The Woodland Trust has issued a plea to people not to light fires at its countryside sites as the summer holidays start.
The call comes three years on from a devastating blaze that destroyed swathes of moorland and wildlife looked after by the charity – and as it warns there have already been nine fires on its sites this year.
The trust is launching a national “love your woods” campaign which aims to encourage people visiting its woodlands and moorlands to leave no trace and help the protection of its special sites.
It warns that barbecues and small fires on moorland and woodland can easily get out of control and rip through the countryside, damaging habitats and wildlife.

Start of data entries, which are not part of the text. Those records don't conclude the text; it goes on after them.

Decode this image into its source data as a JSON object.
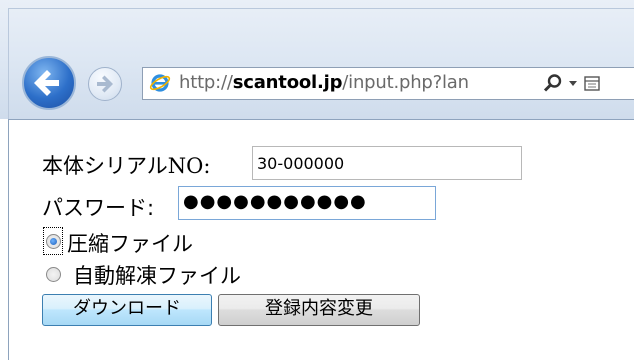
{
  "browser": {
    "url_prefix": "http://",
    "url_host": "scantool.jp",
    "url_rest": "/input.php?lan",
    "icons": {
      "back": "back-arrow-icon",
      "forward": "forward-arrow-icon",
      "site": "ie-logo-icon",
      "search": "search-icon",
      "dropdown": "dropdown-icon",
      "compat": "compatibility-view-icon"
    },
    "colors": {
      "back_button": "#2d6fc9",
      "chrome": "#dde7f3"
    }
  },
  "form": {
    "serial_label_prefix": "本体シリアル",
    "serial_label_suffix": "NO:",
    "serial_value": "30-000000",
    "password_label": "パスワード:",
    "password_value": "●●●●●●●●●●●",
    "radio_options": [
      {
        "label": "圧縮ファイル",
        "checked": true
      },
      {
        "label": "自動解凍ファイル",
        "checked": false
      }
    ],
    "download_button": "ダウンロード",
    "change_button": "登録内容変更"
  }
}
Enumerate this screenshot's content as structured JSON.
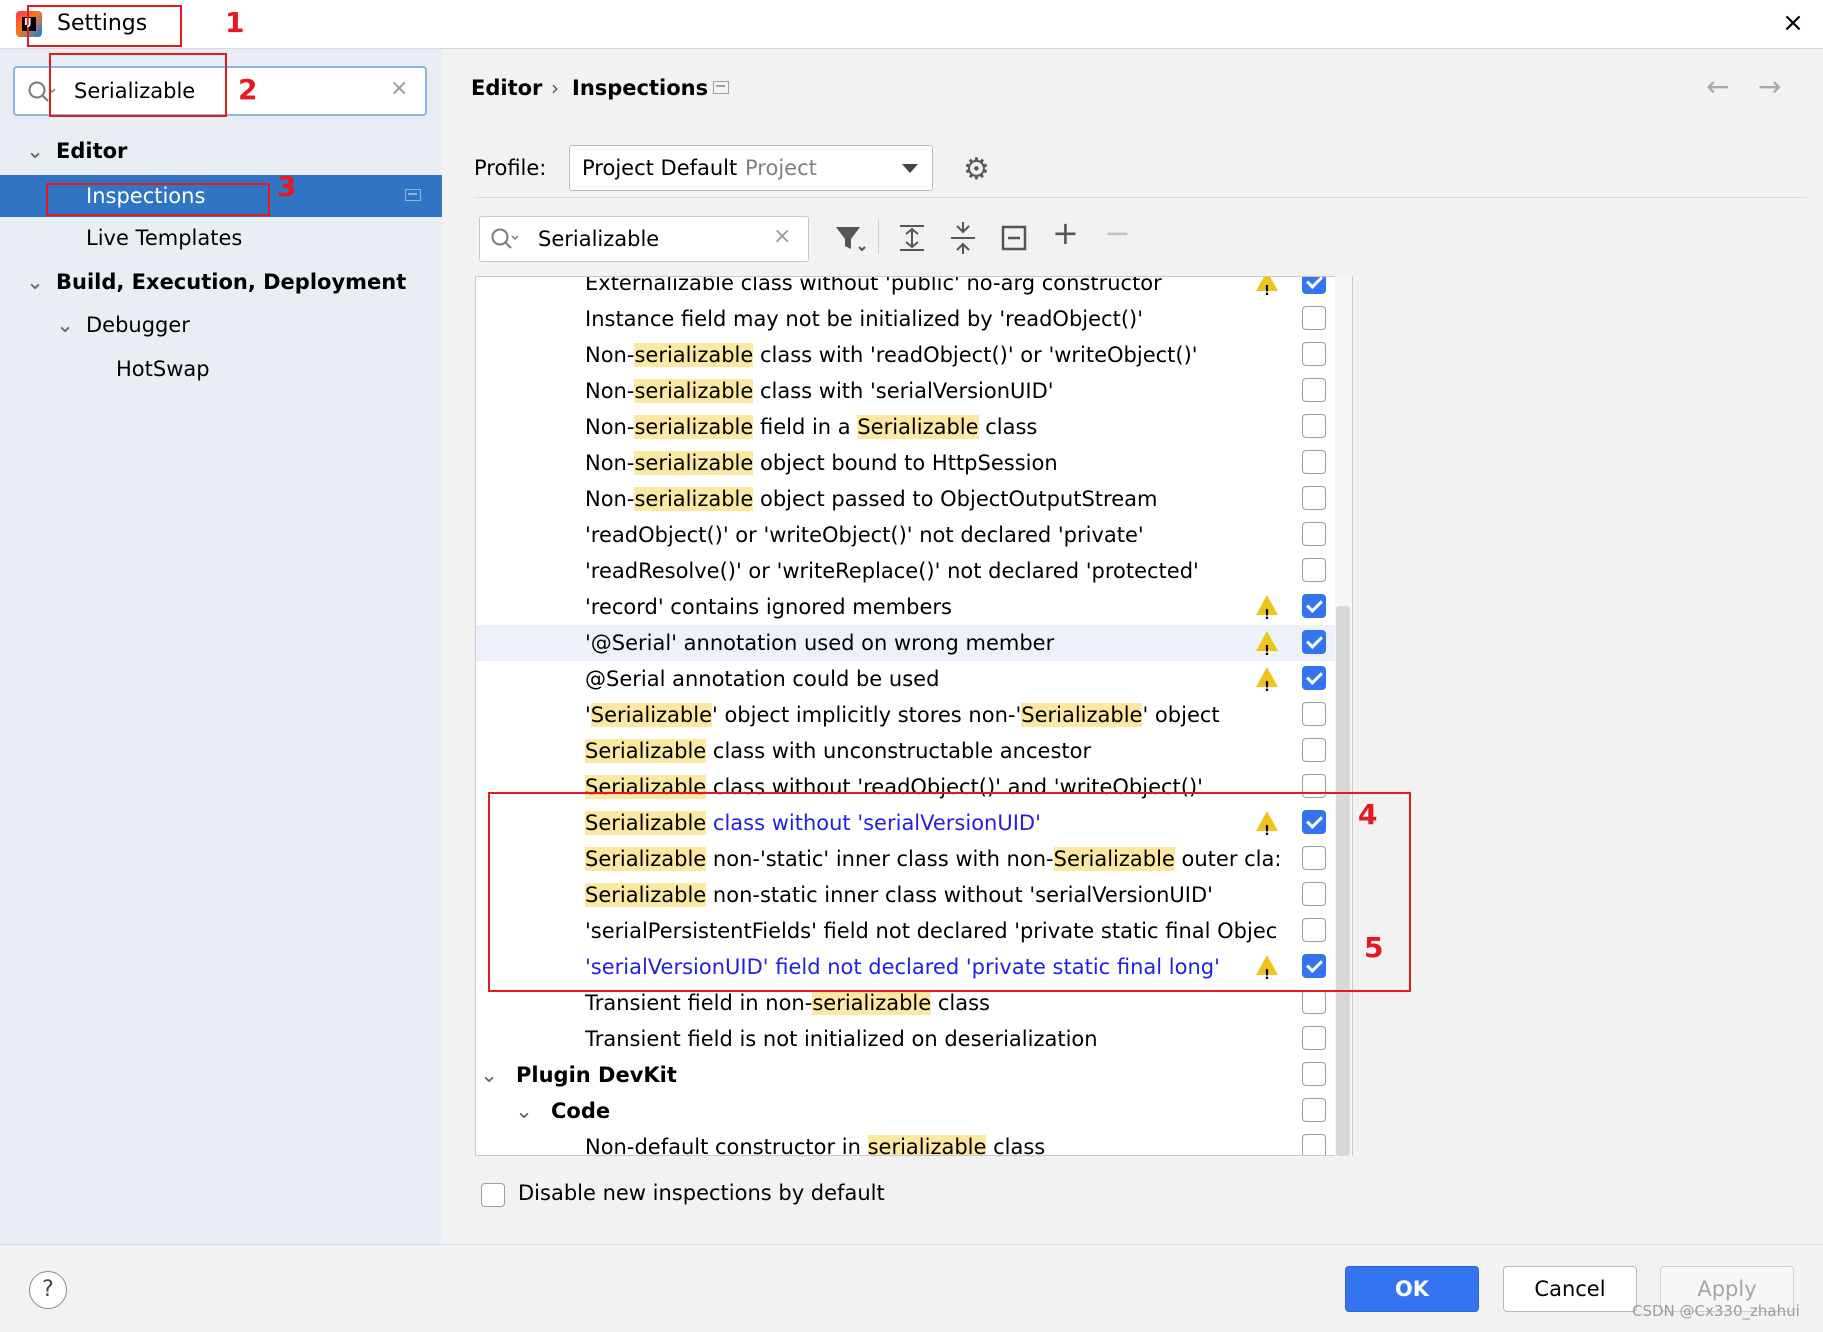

In the summer of 2018, which also saw drought, fire swept through the moorland at Smithills near Bolton, damaging a third of the 1,700 hectare site, killing around 2,000 trees, wiping out habitats and displacing rare birds such as curlew.
It took weeks for the fire service and the Woodland Trust to bring the fire under control and costs for the ongoing recovery are rising above £1 million, the charity said.
This year a fire at Cave Hill in Northern Ireland damaged a large area of the site, while at Castle Hills in Northumberland and Martinshaw in Leicestershire there have been a series of fires.
Al Crosby, the Woodland Trust’s regional director for northern England, said: “Our sites are a wonderful place to visit with so much diversity – from mountainous Ben Shieldaig in Scotland and the moorlands of Smithills, to community woods and lowland forests towards the south of England, and everything in between.
“We of course want people to enjoy them but also to take care of them, which is why we have launched this campaign, all about recognising what’s special about these places, and how visitors can show their love for them and help us to keep them that way.
“Our key message is to people – help us to protect the precious woods and wildlife near you – please don’t light fires, it poses untold risk to people and wildlife.
“Even if people think they are in control, one minute it can soon change and the affects can be absolutely catastrophic.”
At Smithills the charity is rewetting the moorland to keep it in a more moist condition to boost a healthy habitat and the growth of sphagnum moss, while birds such as curlew, snipe and golden plover have started to make a return.
The trust estimates it will take 10-15 years before the landscape will get back to how it was before the fire. It will continue to restore the site and plant more trees, it said.